Task prompt:
Set the following entries down again exactly, line by line.

Data:
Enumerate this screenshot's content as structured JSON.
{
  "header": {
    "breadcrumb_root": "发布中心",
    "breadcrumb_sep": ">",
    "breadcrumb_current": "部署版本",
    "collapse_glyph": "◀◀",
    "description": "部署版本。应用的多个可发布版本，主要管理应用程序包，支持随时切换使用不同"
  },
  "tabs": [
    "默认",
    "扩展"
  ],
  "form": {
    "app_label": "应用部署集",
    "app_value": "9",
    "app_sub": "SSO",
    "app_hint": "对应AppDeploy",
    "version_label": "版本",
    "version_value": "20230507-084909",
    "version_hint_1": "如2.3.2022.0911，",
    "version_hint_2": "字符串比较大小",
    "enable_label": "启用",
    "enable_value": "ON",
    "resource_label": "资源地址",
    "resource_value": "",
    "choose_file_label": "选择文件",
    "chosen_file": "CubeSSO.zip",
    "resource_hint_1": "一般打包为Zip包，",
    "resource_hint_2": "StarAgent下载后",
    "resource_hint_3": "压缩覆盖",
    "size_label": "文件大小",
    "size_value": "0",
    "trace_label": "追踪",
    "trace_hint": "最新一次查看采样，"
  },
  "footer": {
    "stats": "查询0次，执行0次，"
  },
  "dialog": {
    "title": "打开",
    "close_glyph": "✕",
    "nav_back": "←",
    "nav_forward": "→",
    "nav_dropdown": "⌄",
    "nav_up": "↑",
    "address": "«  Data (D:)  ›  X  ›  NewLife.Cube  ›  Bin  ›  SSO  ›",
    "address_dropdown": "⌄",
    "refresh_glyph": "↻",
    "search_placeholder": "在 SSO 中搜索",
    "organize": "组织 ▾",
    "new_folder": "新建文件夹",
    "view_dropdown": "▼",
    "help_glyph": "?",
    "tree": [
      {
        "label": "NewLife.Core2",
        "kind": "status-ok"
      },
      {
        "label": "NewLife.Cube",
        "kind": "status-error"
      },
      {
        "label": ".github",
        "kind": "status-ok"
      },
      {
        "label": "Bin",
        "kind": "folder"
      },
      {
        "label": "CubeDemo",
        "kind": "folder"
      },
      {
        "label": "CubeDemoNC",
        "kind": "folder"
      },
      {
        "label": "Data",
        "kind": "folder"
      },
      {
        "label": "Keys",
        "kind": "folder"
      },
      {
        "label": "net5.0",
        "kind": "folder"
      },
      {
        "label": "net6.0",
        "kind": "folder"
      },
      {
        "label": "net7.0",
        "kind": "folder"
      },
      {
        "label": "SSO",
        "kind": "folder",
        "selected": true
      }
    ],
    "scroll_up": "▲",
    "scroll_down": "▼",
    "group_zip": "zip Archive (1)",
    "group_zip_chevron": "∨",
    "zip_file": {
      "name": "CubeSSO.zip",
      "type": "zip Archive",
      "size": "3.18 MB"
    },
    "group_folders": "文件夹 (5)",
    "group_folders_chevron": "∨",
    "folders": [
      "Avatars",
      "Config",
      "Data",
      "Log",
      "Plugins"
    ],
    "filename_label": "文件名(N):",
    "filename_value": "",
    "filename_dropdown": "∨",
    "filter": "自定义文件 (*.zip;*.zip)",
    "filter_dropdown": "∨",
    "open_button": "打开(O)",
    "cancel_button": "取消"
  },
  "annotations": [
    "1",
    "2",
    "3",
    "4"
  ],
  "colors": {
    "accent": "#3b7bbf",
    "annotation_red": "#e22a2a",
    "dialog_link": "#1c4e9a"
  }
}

Response to the task:
Enumerate this screenshot's content as structured JSON.
{
  "header": {
    "breadcrumb_root": "发布中心",
    "breadcrumb_sep": ">",
    "breadcrumb_current": "部署版本",
    "collapse_glyph": "◀◀",
    "description": "部署版本。应用的多个可发布版本，主要管理应用程序包，支持随时切换使用不同"
  },
  "tabs": [
    "默认",
    "扩展"
  ],
  "form": {
    "app_label": "应用部署集",
    "app_value": "9",
    "app_sub": "SSO",
    "app_hint": "对应AppDeploy",
    "version_label": "版本",
    "version_value": "20230507-084909",
    "version_hint_1": "如2.3.2022.0911，",
    "version_hint_2": "字符串比较大小",
    "enable_label": "启用",
    "enable_value": "ON",
    "resource_label": "资源地址",
    "resource_value": "",
    "choose_file_label": "选择文件",
    "chosen_file": "CubeSSO.zip",
    "resource_hint_1": "一般打包为Zip包，",
    "resource_hint_2": "StarAgent下载后",
    "resource_hint_3": "压缩覆盖",
    "size_label": "文件大小",
    "size_value": "0",
    "trace_label": "追踪",
    "trace_hint": "最新一次查看采样，"
  },
  "footer": {
    "stats": "查询0次，执行0次，"
  },
  "dialog": {
    "title": "打开",
    "close_glyph": "✕",
    "nav_back": "←",
    "nav_forward": "→",
    "nav_dropdown": "⌄",
    "nav_up": "↑",
    "address": "«  Data (D:)  ›  X  ›  NewLife.Cube  ›  Bin  ›  SSO  ›",
    "address_dropdown": "⌄",
    "refresh_glyph": "↻",
    "search_placeholder": "在 SSO 中搜索",
    "organize": "组织 ▾",
    "new_folder": "新建文件夹",
    "view_dropdown": "▼",
    "help_glyph": "?",
    "tree": [
      {
        "label": "NewLife.Core2",
        "kind": "status-ok"
      },
      {
        "label": "NewLife.Cube",
        "kind": "status-error"
      },
      {
        "label": ".github",
        "kind": "status-ok"
      },
      {
        "label": "Bin",
        "kind": "folder"
      },
      {
        "label": "CubeDemo",
        "kind": "folder"
      },
      {
        "label": "CubeDemoNC",
        "kind": "folder"
      },
      {
        "label": "Data",
        "kind": "folder"
      },
      {
        "label": "Keys",
        "kind": "folder"
      },
      {
        "label": "net5.0",
        "kind": "folder"
      },
      {
        "label": "net6.0",
        "kind": "folder"
      },
      {
        "label": "net7.0",
        "kind": "folder"
      },
      {
        "label": "SSO",
        "kind": "folder",
        "selected": true
      }
    ],
    "scroll_up": "▲",
    "scroll_down": "▼",
    "group_zip": "zip Archive (1)",
    "group_zip_chevron": "∨",
    "zip_file": {
      "name": "CubeSSO.zip",
      "type": "zip Archive",
      "size": "3.18 MB"
    },
    "group_folders": "文件夹 (5)",
    "group_folders_chevron": "∨",
    "folders": [
      "Avatars",
      "Config",
      "Data",
      "Log",
      "Plugins"
    ],
    "filename_label": "文件名(N):",
    "filename_value": "",
    "filename_dropdown": "∨",
    "filter": "自定义文件 (*.zip;*.zip)",
    "filter_dropdown": "∨",
    "open_button": "打开(O)",
    "cancel_button": "取消"
  },
  "annotations": [
    "1",
    "2",
    "3",
    "4"
  ],
  "colors": {
    "accent": "#3b7bbf",
    "annotation_red": "#e22a2a",
    "dialog_link": "#1c4e9a"
  }
}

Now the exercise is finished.